◆ Data records ◆
··········

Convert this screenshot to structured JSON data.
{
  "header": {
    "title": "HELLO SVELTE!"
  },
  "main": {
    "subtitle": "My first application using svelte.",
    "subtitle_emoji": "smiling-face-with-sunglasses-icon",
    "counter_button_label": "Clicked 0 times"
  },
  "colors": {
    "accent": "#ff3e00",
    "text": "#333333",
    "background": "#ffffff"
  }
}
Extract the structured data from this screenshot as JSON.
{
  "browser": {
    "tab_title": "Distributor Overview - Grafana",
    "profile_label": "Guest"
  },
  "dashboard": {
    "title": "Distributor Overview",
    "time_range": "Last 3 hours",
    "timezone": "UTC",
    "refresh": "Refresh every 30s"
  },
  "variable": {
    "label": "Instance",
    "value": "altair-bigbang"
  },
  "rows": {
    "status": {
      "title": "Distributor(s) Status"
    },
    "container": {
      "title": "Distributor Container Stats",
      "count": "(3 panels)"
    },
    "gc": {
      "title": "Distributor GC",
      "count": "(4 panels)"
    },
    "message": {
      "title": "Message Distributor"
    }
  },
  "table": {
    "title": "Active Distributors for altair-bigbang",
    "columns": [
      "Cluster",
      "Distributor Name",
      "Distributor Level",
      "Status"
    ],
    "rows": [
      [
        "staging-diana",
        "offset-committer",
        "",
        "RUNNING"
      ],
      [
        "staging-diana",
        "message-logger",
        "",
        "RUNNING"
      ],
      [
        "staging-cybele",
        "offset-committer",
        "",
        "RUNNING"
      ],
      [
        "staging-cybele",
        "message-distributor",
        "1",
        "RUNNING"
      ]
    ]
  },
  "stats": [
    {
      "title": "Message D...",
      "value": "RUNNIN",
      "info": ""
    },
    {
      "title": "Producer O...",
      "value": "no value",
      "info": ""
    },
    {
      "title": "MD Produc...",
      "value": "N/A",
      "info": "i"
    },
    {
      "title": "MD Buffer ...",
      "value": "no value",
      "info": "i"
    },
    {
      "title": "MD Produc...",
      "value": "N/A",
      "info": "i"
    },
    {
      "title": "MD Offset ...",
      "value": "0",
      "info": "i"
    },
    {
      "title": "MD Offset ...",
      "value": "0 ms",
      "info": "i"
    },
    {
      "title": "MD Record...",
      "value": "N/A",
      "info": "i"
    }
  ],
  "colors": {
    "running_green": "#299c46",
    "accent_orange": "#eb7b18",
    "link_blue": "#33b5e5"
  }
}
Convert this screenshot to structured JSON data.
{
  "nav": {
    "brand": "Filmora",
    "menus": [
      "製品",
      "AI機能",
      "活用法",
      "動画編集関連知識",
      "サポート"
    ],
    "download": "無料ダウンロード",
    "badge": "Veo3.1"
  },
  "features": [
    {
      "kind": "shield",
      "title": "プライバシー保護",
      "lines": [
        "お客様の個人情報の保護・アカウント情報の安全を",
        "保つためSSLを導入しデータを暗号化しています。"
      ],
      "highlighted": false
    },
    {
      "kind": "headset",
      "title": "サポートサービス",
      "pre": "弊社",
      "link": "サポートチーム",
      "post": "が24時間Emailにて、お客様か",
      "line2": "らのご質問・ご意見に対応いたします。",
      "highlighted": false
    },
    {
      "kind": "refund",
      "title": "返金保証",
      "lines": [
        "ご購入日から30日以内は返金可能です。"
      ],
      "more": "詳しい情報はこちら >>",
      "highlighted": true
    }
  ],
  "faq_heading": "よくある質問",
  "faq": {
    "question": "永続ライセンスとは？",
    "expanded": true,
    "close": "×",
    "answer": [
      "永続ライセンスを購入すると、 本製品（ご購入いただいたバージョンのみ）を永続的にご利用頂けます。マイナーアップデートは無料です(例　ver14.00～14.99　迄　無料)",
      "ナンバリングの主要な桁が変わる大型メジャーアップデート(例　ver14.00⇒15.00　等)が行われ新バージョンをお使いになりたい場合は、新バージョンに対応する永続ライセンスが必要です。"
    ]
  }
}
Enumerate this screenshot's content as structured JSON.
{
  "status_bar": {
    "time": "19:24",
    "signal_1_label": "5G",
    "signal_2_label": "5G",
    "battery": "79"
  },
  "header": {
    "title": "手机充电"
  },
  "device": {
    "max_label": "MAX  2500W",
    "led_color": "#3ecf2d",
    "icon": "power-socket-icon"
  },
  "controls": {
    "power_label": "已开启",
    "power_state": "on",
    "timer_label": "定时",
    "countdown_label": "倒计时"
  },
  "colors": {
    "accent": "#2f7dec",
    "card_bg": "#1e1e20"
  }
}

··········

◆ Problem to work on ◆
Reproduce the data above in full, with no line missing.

◆ Solution to this problem ◆
Convert this screenshot to structured JSON data.
{
  "header": {
    "title": "HELLO SVELTE!"
  },
  "main": {
    "subtitle": "My first application using svelte.",
    "subtitle_emoji": "smiling-face-with-sunglasses-icon",
    "counter_button_label": "Clicked 0 times"
  },
  "colors": {
    "accent": "#ff3e00",
    "text": "#333333",
    "background": "#ffffff"
  }
}
Extract the structured data from this screenshot as JSON.
{
  "browser": {
    "tab_title": "Distributor Overview - Grafana",
    "profile_label": "Guest"
  },
  "dashboard": {
    "title": "Distributor Overview",
    "time_range": "Last 3 hours",
    "timezone": "UTC",
    "refresh": "Refresh every 30s"
  },
  "variable": {
    "label": "Instance",
    "value": "altair-bigbang"
  },
  "rows": {
    "status": {
      "title": "Distributor(s) Status"
    },
    "container": {
      "title": "Distributor Container Stats",
      "count": "(3 panels)"
    },
    "gc": {
      "title": "Distributor GC",
      "count": "(4 panels)"
    },
    "message": {
      "title": "Message Distributor"
    }
  },
  "table": {
    "title": "Active Distributors for altair-bigbang",
    "columns": [
      "Cluster",
      "Distributor Name",
      "Distributor Level",
      "Status"
    ],
    "rows": [
      [
        "staging-diana",
        "offset-committer",
        "",
        "RUNNING"
      ],
      [
        "staging-diana",
        "message-logger",
        "",
        "RUNNING"
      ],
      [
        "staging-cybele",
        "offset-committer",
        "",
        "RUNNING"
      ],
      [
        "staging-cybele",
        "message-distributor",
        "1",
        "RUNNING"
      ]
    ]
  },
  "stats": [
    {
      "title": "Message D...",
      "value": "RUNNIN",
      "info": ""
    },
    {
      "title": "Producer O...",
      "value": "no value",
      "info": ""
    },
    {
      "title": "MD Produc...",
      "value": "N/A",
      "info": "i"
    },
    {
      "title": "MD Buffer ...",
      "value": "no value",
      "info": "i"
    },
    {
      "title": "MD Produc...",
      "value": "N/A",
      "info": "i"
    },
    {
      "title": "MD Offset ...",
      "value": "0",
      "info": "i"
    },
    {
      "title": "MD Offset ...",
      "value": "0 ms",
      "info": "i"
    },
    {
      "title": "MD Record...",
      "value": "N/A",
      "info": "i"
    }
  ],
  "colors": {
    "running_green": "#299c46",
    "accent_orange": "#eb7b18",
    "link_blue": "#33b5e5"
  }
}
Convert this screenshot to structured JSON data.
{
  "nav": {
    "brand": "Filmora",
    "menus": [
      "製品",
      "AI機能",
      "活用法",
      "動画編集関連知識",
      "サポート"
    ],
    "download": "無料ダウンロード",
    "badge": "Veo3.1"
  },
  "features": [
    {
      "kind": "shield",
      "title": "プライバシー保護",
      "lines": [
        "お客様の個人情報の保護・アカウント情報の安全を",
        "保つためSSLを導入しデータを暗号化しています。"
      ],
      "highlighted": false
    },
    {
      "kind": "headset",
      "title": "サポートサービス",
      "pre": "弊社",
      "link": "サポートチーム",
      "post": "が24時間Emailにて、お客様か",
      "line2": "らのご質問・ご意見に対応いたします。",
      "highlighted": false
    },
    {
      "kind": "refund",
      "title": "返金保証",
      "lines": [
        "ご購入日から30日以内は返金可能です。"
      ],
      "more": "詳しい情報はこちら >>",
      "highlighted": true
    }
  ],
  "faq_heading": "よくある質問",
  "faq": {
    "question": "永続ライセンスとは？",
    "expanded": true,
    "close": "×",
    "answer": [
      "永続ライセンスを購入すると、 本製品（ご購入いただいたバージョンのみ）を永続的にご利用頂けます。マイナーアップデートは無料です(例　ver14.00～14.99　迄　無料)",
      "ナンバリングの主要な桁が変わる大型メジャーアップデート(例　ver14.00⇒15.00　等)が行われ新バージョンをお使いになりたい場合は、新バージョンに対応する永続ライセンスが必要です。"
    ]
  }
}
Enumerate this screenshot's content as structured JSON.
{
  "status_bar": {
    "time": "19:24",
    "signal_1_label": "5G",
    "signal_2_label": "5G",
    "battery": "79"
  },
  "header": {
    "title": "手机充电"
  },
  "device": {
    "max_label": "MAX  2500W",
    "led_color": "#3ecf2d",
    "icon": "power-socket-icon"
  },
  "controls": {
    "power_label": "已开启",
    "power_state": "on",
    "timer_label": "定时",
    "countdown_label": "倒计时"
  },
  "colors": {
    "accent": "#2f7dec",
    "card_bg": "#1e1e20"
  }
}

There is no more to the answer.